Employers typically offer short-term disability benefits to employees for free or at a low cost. You can purchase a policy separately, but we recommend purchasing a long-term policy for more coverage at comparable costs.
Short-term disability has a waiting period of one or two weeks, and it provides income replacement of up to 60%. Benefits usually last three to six months with a maximum length of one year. If you experience a long-term disability, a short-term policy will usually expire before a long-term plan kicks in.
Some employers provide a short-term disability group plan in place of a maternity leave policy.
Long-term disability insurance may be offered through your employer as group coverage, but employer-sponsored plans don’t offer much coverage. More comprehensive plans are available for purchase from an insurance company. Long-term disability benefits can last two years, five years, 10 years, or even until retirement. A policy usually costs about 1% to 3% of your annual income.
Long-term disability insurance is better for most people than short-term disability insurance. Benefit payments last longer than short-term disability insurance, it’s easier to qualify for benefits, and a policy provides larger benefits than Social Security disability insurance.
Social Security disability insurance is provided by the federal government through the Social Security Administration (SSA). You are only eligible if you have paid Social Security tax for a certain length of time, but it can be difficult to qualify for Social Security disability insurance benefits.
Social Security disability insurance has a very strict definition of disability — you must meet the requirements for total disability (as opposed to a partial or an occupational disability). According to the SSA, more than 70% of all disability claims were denied in 2017, and that number has only been increasing over the last several years  . Even if you do qualify, it can take nearly two years before you start receiving benefits.
Social Security disability insurance also doesn’t offer enough coverage for most people — the average monthly SSDI payment is $1,154.07  . If your total income is more than $25,000 for the year, you will also have to pay taxes on your benefits. The taxes owed increase depending on your income level  .

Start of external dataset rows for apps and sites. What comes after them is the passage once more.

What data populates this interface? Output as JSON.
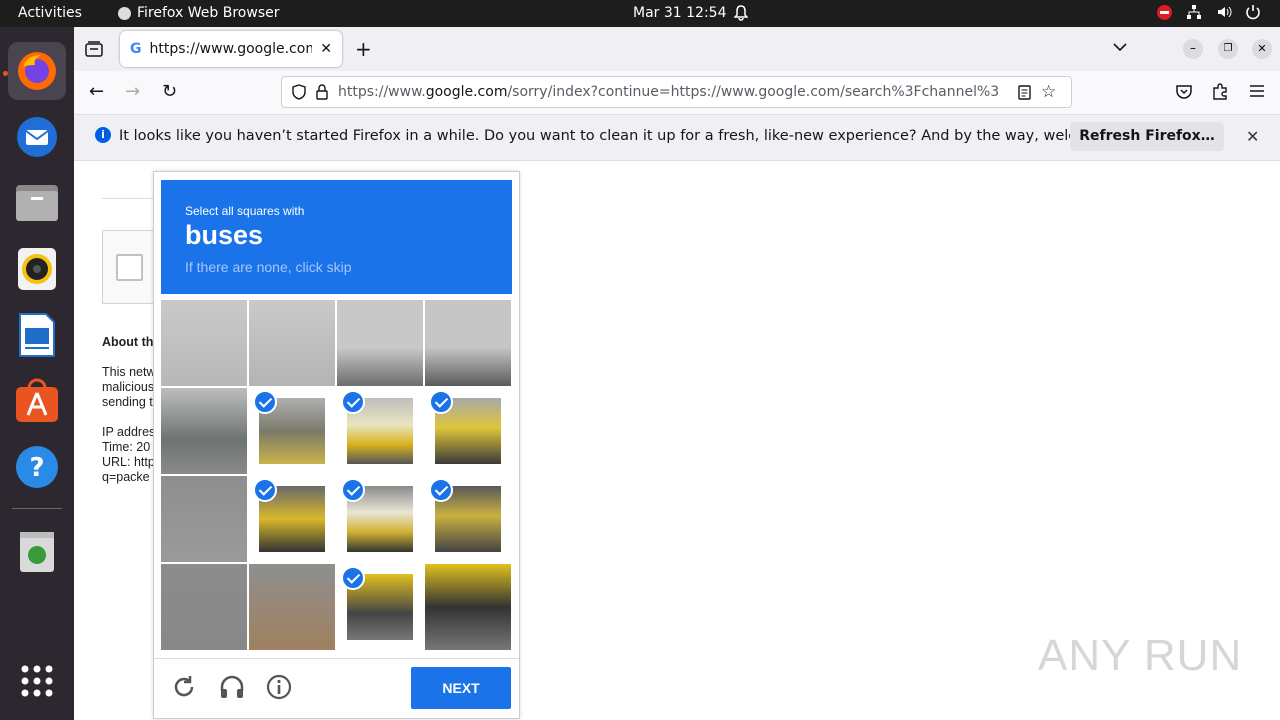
{
  "topbar": {
    "activities": "Activities",
    "app_name": "Firefox Web Browser",
    "datetime": "Mar 31  12:54"
  },
  "browser": {
    "tab_title": "https://www.google.com/",
    "url_prefix": "https://www.",
    "url_domain": "google.com",
    "url_rest": "/sorry/index?continue=https://www.google.com/search%3Fchannel%3"
  },
  "notification": {
    "message": "It looks like you haven’t started Firefox in a while. Do you want to clean it up for a fresh, like-new experience? And by the way, welcome back!",
    "button": "Refresh Firefox…"
  },
  "page": {
    "about": "About th",
    "para1": [
      "This netw",
      "malicious",
      "sending t"
    ],
    "para2": [
      "IP addres",
      "Time: 20",
      "URL: http",
      "q=packe"
    ]
  },
  "captcha": {
    "instruction": "Select all squares with",
    "target": "buses",
    "hint": "If there are none, click skip",
    "next": "NEXT",
    "selected": [
      5,
      6,
      7,
      9,
      10,
      11,
      14
    ]
  },
  "watermark": "ANY RUN"
}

Overall, Social Security disability insurance is only a safe bet if you can’t afford long-term disability insurance.
Some states offer their own disability insurance programs, called temporary disability insurance (TDI). These short-term programs are only available through the state, and they’re available in addition to the types of disability insurance explained earlier.
Five states currently offer temporary disability benefits:
Puerto Rico also offers TDI.
Even if you have a short-term policy through your employer, pairing it with a private long-term disability policy will offer the most comprehensive financial protection.
A 20-year-old worker has a 1 in 4 chance of becoming disabled, for at least one year, by the time they reach retirement age.  Illness is a more common cause of disability than injury, and illnesses aren’t limited to people with labor-intensive jobs. Losing your income for months — in addition to possible medical bills — is more than most Americans can handle without going into debt.
Because of how difficult it is to qualify for Social Security disability insurance, everyone should consider getting disability insurance if they can afford it. In particular, higher-income earners often have a higher standard of living and their lifestyles would be greatly impacted if they lost income for just a couple of months.
If you become ill or injured and cannot work, a disability insurance policy will pay you a portion of your pre-tax earnings until you can return to work.
Most disability insurance covers total disability and rehabilitation, though what is actually covered will depend on your policy. Some policies also cover partial disability and presumptive disability. Accidental injuries and illnesses are covered by disability insurance.
Anyone who would not be able to maintain their lifestyle if a disability prohibited them from working should get coverage. Those with outstanding debts and financial dependents are also good candidates for private disability insurance.